Less than a year after the California Consumer Privacy Act (CCPA) went into effect, businesses have found themselves experiencing déjà vu with the passing of Proposition 24, or the California Privacy Rights and Enforcement Act (CPRA), during the recent election. The CPRA may seem overwhelming for those who just settled into their privacy compliance framework, but there is some good news.
First, the CPRA is not an entirely new law. Instead, it adds a layer of requirements and makes a few clarifications to the CCPA, for which most have already prepared. Second, the CPRA does not go into effect until January 1, 2023. This gives you time to build on compliance efforts ahead of any enforcement.
With that said, the best thing you can do for your company is to act now. By taking proactive measures, your business can gain a market advantage and stay ahead of the competition. To help guide you on your privacy compliance journey, here’s an overview of four essential steps your business will want to take over the next few years:
1. Label Your Data Prior to the CPRA
If your business is aware of the CCPA guidelines, you should have an understanding of the kind of data your business is collecting that could be tied back to an individual, household, or device (that’s “personal information” under the CCPA). On the other hand, the CPRA provides consumers with more protections for data categorized as “sensitive personal information.” This sensitive data includes a person’s social security, passport number, financial information, precise geolocation, race or ethnic origin, religious or philosophical beliefs, genetic data, and personal communications not intended for the business (see CPRA Section 1798.140(ae)).
One important right users have under the CPRA is the ability to limit a business’ use of sensitive personal information. This means that you’ll want to label sensitive personal information and non-sensitive personal information in order to distinguish between the two.
For the businesses that have already identified out personal information, your business can simply focus on separating the sensitive personal information from the rest of the group. Additionally, if you have dealt with the General Data Protection Regulation (GDPR, the European Union’s cousin to the CCPA and CPRA) you’ve probably already identified most of the sensitive personal information your business collects.
2. Revisit Your Contracts
If your company participates in any advertising (whether as an advertiser, publisher, or a technology company), it may be time to update your business agreements.
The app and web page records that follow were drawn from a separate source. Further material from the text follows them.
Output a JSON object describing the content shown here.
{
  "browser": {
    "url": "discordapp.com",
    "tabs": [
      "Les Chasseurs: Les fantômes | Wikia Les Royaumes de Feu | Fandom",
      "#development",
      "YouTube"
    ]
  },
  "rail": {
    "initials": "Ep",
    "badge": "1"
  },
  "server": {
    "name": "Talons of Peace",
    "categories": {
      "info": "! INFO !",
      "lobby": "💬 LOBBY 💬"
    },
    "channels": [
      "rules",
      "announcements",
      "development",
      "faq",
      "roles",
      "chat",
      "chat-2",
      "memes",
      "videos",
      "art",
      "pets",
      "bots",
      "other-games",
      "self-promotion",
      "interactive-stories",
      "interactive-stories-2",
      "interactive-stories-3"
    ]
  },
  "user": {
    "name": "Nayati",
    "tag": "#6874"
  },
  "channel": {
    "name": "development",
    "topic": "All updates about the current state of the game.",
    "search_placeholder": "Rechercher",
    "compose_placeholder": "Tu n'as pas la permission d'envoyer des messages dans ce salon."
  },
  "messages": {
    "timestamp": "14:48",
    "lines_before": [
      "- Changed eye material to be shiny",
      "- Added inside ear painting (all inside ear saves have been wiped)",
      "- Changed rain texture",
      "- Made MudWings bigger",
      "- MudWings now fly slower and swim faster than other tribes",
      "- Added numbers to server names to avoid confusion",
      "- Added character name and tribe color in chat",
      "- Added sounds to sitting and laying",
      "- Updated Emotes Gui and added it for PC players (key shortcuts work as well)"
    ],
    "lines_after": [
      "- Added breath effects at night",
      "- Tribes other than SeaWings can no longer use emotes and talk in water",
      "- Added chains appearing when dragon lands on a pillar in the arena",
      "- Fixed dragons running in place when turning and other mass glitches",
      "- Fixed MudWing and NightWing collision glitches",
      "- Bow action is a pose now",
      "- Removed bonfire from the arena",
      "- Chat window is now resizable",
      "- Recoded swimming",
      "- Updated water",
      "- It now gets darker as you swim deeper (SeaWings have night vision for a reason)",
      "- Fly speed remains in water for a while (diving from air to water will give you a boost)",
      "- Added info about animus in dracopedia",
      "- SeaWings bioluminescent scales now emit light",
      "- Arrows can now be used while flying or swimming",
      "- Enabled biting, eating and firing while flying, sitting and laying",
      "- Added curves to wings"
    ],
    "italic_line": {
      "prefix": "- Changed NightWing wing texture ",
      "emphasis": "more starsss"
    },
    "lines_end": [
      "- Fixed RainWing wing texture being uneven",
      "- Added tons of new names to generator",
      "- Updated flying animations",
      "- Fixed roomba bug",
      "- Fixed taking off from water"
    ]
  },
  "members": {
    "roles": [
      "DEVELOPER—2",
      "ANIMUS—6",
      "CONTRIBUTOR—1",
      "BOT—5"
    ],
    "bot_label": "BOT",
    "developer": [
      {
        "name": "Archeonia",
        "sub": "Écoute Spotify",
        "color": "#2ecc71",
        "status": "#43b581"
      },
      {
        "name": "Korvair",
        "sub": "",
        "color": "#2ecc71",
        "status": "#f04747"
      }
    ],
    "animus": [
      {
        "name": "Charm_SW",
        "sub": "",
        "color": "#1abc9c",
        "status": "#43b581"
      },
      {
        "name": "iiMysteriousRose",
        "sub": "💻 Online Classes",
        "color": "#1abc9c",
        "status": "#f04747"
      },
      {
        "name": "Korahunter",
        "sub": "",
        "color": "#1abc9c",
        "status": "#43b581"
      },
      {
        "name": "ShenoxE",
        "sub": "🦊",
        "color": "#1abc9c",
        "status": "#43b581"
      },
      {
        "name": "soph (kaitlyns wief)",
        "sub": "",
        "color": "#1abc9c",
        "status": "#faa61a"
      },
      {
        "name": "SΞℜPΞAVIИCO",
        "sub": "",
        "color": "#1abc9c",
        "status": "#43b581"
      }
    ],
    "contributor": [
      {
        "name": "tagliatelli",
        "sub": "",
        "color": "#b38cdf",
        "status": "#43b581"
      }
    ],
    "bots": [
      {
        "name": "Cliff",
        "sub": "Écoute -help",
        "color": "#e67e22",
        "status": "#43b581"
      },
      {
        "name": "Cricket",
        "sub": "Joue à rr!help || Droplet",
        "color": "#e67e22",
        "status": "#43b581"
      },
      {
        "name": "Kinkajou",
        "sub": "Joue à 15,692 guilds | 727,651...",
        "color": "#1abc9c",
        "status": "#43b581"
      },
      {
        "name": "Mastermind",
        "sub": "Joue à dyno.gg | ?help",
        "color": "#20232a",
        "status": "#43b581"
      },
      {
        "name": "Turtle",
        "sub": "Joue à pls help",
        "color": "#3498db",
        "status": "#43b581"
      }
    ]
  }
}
The CPRA now makes this crystal clear: sharing personal information for purposes of “cross-contextual behavioral advertising” is subject to opt out requests (see CPRA Section 1798.140(ah)). This update covers most activity related to targeted digital advertising, which typically involves targeting users based on activity “across businesses, distinctly-branded websites, applications or services, other than the business, distinctly-branded website, application or service with which the consumer intentionally interacts” (see CPRA Section 1798.140(k)).
Some businesses may already include personal information received or shared for purposes of cross-contextual advertising as part of an opt-out request. Many others have been able to avoid this requirement by treating certain advertising partners as “service providers” as defined by CCPA. However, the CPRA does not include this option, as it clarifies that such advertising partners are not considered service provider (CPRA Section 1798.140(e)(6)).
That’s why you should start reviewing existing contracts or drafting new ones to re-classify relevant partners and to make sure both your business and your business partners can perform services as intended. This could involve removing limitations on data use to steer clear of unnecessary restrictions on data or better protecting data by adding new requirements.
3. Update Your Privacy Notices
With broader limitations on how data can be used, the CPRA also expands what needs to be covered in your business’ privacy notices. This includes outlining the categories of sensitive personal information your business collects and how such data is used. And if your business previously did not consider data shared for cross-contextual advertising to be a “sale” of data under the CCPA, guess again. Your business will now have to disclose that it does sell or share personal information assuming it actually engages in such activities.
In addition, you’ll want to highlight new rights or policies your business needs to implement under the CPRA, which includes a consumer’s right to correct their information and details on how long you retain the personal information you collect from consumers. For those who already dealt with the GDPR, your business may have already incorporated the same disclosures in your company privacy notices so you’re ahead of the curve.
4. Identify Privacy-Safe Partners
With the additional constraints that CPRA imposes on the use of third-party data and sensitive personal information as described above, your business may need to get creative about how it uses and sources its data.
Luckily, you don’t have to do this alone. Finding the right business partners and vendors can help your business. For example, in this digital, data-driven world, you’ll find that working with businesses that have access to first-party data may increase the likelihood that consents or opt-ins were obtained in collecting sensitive data. Alternatively, you may find business pioneers who are able to minimize the use of personal information (including sensitive personal information) by relying on de-identified data and thus can mitigate the effects of opt-outs.
By identifying and connecting with business partners who come up with these kinds of innovative solutions, you may find that your business can do a little less of the work and, instead, focus on growth.
Some of this commentary was originally published in CMSWire’s article: 6 Compliance Tips for California Privacy Rights Act (CPRA)